** Data to examine **
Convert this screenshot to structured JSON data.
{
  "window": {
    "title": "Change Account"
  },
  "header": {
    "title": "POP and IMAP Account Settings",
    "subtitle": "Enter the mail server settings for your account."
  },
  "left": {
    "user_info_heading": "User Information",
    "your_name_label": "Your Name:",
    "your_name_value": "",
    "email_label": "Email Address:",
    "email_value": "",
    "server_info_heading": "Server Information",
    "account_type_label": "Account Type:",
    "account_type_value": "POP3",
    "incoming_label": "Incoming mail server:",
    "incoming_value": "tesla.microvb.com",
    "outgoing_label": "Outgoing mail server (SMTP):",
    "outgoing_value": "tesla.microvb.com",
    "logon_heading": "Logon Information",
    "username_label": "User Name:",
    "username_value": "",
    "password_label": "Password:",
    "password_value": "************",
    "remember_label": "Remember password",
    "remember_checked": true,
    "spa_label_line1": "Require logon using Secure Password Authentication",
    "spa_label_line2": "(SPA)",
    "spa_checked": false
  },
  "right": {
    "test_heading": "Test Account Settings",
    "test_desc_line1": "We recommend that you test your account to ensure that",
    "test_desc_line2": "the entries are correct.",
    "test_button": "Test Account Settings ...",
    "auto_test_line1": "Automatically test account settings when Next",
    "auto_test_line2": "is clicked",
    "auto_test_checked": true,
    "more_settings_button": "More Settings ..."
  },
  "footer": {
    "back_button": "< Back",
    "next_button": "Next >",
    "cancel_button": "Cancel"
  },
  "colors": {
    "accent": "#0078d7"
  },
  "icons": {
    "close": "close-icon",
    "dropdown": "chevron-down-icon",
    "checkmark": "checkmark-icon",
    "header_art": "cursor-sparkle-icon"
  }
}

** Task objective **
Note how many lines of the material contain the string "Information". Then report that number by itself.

** Final answer **
3